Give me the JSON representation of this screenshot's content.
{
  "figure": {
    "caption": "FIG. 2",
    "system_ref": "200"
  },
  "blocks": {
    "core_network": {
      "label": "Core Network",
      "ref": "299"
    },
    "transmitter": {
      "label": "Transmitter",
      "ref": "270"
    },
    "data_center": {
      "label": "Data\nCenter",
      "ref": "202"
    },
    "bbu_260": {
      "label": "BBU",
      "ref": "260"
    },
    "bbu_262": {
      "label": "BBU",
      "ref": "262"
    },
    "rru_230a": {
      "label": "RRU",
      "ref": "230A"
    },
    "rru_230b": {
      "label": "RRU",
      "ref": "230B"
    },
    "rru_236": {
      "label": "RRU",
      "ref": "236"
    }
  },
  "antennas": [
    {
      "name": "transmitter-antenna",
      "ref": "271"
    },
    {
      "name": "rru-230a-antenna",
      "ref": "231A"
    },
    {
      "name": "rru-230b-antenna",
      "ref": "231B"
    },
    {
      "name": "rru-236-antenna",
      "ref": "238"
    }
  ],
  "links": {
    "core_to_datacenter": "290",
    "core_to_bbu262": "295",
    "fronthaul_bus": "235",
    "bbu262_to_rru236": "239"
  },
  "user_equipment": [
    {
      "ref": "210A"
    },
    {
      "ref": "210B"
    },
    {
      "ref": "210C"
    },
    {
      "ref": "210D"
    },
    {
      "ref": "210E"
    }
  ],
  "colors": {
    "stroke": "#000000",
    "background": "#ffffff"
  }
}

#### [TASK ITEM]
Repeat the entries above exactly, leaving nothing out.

#### [FINISHED EXERCISE]
Give me the JSON representation of this screenshot's content.
{
  "figure": {
    "caption": "FIG. 2",
    "system_ref": "200"
  },
  "blocks": {
    "core_network": {
      "label": "Core Network",
      "ref": "299"
    },
    "transmitter": {
      "label": "Transmitter",
      "ref": "270"
    },
    "data_center": {
      "label": "Data\nCenter",
      "ref": "202"
    },
    "bbu_260": {
      "label": "BBU",
      "ref": "260"
    },
    "bbu_262": {
      "label": "BBU",
      "ref": "262"
    },
    "rru_230a": {
      "label": "RRU",
      "ref": "230A"
    },
    "rru_230b": {
      "label": "RRU",
      "ref": "230B"
    },
    "rru_236": {
      "label": "RRU",
      "ref": "236"
    }
  },
  "antennas": [
    {
      "name": "transmitter-antenna",
      "ref": "271"
    },
    {
      "name": "rru-230a-antenna",
      "ref": "231A"
    },
    {
      "name": "rru-230b-antenna",
      "ref": "231B"
    },
    {
      "name": "rru-236-antenna",
      "ref": "238"
    }
  ],
  "links": {
    "core_to_datacenter": "290",
    "core_to_bbu262": "295",
    "fronthaul_bus": "235",
    "bbu262_to_rru236": "239"
  },
  "user_equipment": [
    {
      "ref": "210A"
    },
    {
      "ref": "210B"
    },
    {
      "ref": "210C"
    },
    {
      "ref": "210D"
    },
    {
      "ref": "210E"
    }
  ],
  "colors": {
    "stroke": "#000000",
    "background": "#ffffff"
  }
}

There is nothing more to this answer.